GLEP 30: Planet Gentoo web log aggregator
|Author||Daniel Drake <firstname.lastname@example.org>|
|Posting history||2004-10-25, 2004-11-10, 2005-03-11|
This GLEP proposes the creation of "Planet Gentoo", a new section of the gentoo.org website. It would aggregate weblogs (commonly known as "blogs") written by contributing Gentoo developers onto this single page, available to the public. I will refer to this new website section as "the planet" in this GLEP. We would also provide an installation of a weblog engine for developers that do not currently have their own weblog.
I'm trying to reduce the gap between the Gentoo user and development communities.
Many large open source projects and software distributors have their own Planet where contributors weblogs are aggregated. See the Planetplanet homepage for a complete listing. These other aggregations appear to be successful and bring their relevant communities together.
These aggregations are often quite interesting to read, since they contain a variation of topics, not all of which are related to the project.
The planet would add another method of user interaction with developers, as most weblogs allow readers to post comments.
Readers would get more interested in the Gentoo project, and would get a feel for the personalities of the contributing developers. Although I am not suggesting this should be used as an announcement tool, developers could also use this to get general messages over to the user community.
This would also benefit our development, as developers would also be able to keep track of what other developers are working on and promote more collaboration amongst each other.
We would also provide an installation of Wordpress or a similar weblogging engine, for developers that do not have their own weblog or would wish to move their log to an official Gentoo hosted website. This could be provided at (e.g.) http://weblogs.gentoo.org
Planetplanet is simply a weblog aggregator written in python. It is executed as a cronjob and fetches content from all the weblogs it has been asked to, postprocesses and aggregates them into a single html file (based on a template), and outputs that html content to an area provided by a webserver. This should allow for ease of integration with any existing infrastructure.
Planetplanet is configurable through a single configuration file, which lists the log feed URL, real name and user name for each contributing developer.
Wordpress is a weblogging engine written in PHP. It relies on MySQL for the data store. After the initial setup, all configuration is done through a web-based interface.
A group of people would be assigned the responsibility/CVS access to maintain these two services. I would suggest the existing infrastructure team to have this responsibility. If required, I will assist with the initial configuration.
The planetplanet installation would fetch and aggregate developers weblogs only, we would not accept non-developer logs.
Developers do not have to host their weblogs with us, practically all blogging packages provide an XML feed (typically RSS) which planetplanet will happily fetch and process. Other feed formats are also accepted, examine the planetplanet documentation for more info. In the event of a contributing Gentoo developer leaving the project, their log would be removed from the aggregation. If their log was hosted by ourselves, it would be closed. For this reason, some developers may choose to host their log elsewhere - this is not a problem and is left to the decision of the individual developers.

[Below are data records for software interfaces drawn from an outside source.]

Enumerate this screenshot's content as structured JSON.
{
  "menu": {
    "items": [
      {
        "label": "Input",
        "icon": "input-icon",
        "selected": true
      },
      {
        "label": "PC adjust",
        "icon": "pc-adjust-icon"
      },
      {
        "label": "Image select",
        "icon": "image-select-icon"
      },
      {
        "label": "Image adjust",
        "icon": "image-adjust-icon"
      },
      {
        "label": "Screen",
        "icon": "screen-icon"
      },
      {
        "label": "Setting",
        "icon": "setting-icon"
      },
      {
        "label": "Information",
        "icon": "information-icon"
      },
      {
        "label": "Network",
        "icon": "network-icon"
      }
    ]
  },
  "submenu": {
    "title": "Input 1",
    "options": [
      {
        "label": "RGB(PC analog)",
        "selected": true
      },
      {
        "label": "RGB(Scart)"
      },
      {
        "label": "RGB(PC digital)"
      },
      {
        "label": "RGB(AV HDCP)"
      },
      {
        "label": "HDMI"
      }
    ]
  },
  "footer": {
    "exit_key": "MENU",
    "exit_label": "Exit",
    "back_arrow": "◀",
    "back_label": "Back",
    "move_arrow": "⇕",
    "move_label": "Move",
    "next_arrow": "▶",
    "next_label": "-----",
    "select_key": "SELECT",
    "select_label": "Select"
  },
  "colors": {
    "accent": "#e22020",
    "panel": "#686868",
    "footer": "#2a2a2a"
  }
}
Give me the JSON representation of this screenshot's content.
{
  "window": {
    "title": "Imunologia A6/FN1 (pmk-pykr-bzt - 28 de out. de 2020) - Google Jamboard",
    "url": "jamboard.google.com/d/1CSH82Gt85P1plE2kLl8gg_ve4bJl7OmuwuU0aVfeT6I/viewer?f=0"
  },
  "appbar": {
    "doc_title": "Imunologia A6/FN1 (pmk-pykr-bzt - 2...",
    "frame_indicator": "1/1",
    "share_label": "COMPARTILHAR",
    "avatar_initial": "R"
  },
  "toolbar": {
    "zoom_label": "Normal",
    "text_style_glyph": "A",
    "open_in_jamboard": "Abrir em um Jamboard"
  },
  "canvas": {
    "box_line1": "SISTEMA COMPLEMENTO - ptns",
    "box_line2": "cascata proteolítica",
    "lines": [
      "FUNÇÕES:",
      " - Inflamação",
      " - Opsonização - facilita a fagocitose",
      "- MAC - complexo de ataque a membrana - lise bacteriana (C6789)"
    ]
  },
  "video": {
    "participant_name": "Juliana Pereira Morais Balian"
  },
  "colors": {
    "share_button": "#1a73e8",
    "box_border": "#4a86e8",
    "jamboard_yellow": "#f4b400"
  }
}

It is true that the addition of the planet to our website collection would add yet another source of Gentoo information to our collection; our users and developers are already overwhelmed with IRC, mailing lists, forums, and the central website. In contrast, a lot of information is currently replicated over those mediums, but the planet would provide a taste of something new. Developers can choose their own topics and are free to write about things that perhaps would not fit into our existing communication mediums. Additionally, the planet will attempt to bring some existing content together by linking to recent commits, bug lists, and dev.gentoo.org webspace for each contributing developer.
It has been suggested that the activity of the planet may be an issue: although a lot of activity would make the planet very successful, it may look bad on us as a whole if the planet is inactive.
Alexander Plank started a gentoo-dev discussion back in August regarding this exact idea. Alexander set up a Planet Gentoo mini-survey to see which developers have weblogs or would be interested in obtaining one to be aggregated on the planet. At the time of writing, the survey yielded a list of 21 interested developers.
Looking at the other planets available, a contributor count like this would be more than enough to keep the planet active and interesting. Through my experiments of finding developers existing weblogs through google and aggregating them on my local Planetplanet installation, I have come to the conclusion that just a small quantity of active weblogs is enough to keep the planet going strongly.
I also note that the list of 21 interested developers was built up over a short space of time, and it was only mentioned once in a rather large thread on the gentoo-dev mailing list. I predict that given more publicity amongst the developers, this idea would be even more popular. I also predict that if such a planet were to go live, other developers would be motivated to join in, and new developers joining the project would be keen on contributing.
The success of the planet will be evaluated by examining the number of hits to the planet. 3 months after launch, one weeks worth of logs will be recorded, and hits will be counted. If the hit count for that week is below 1000, the planet will be deemed as not having met its target, and appropriate action can be taken if the planet appears to be harming our image.
See Bug 63160 for a template file mimicking the current gentoo.org design plus a sample config file.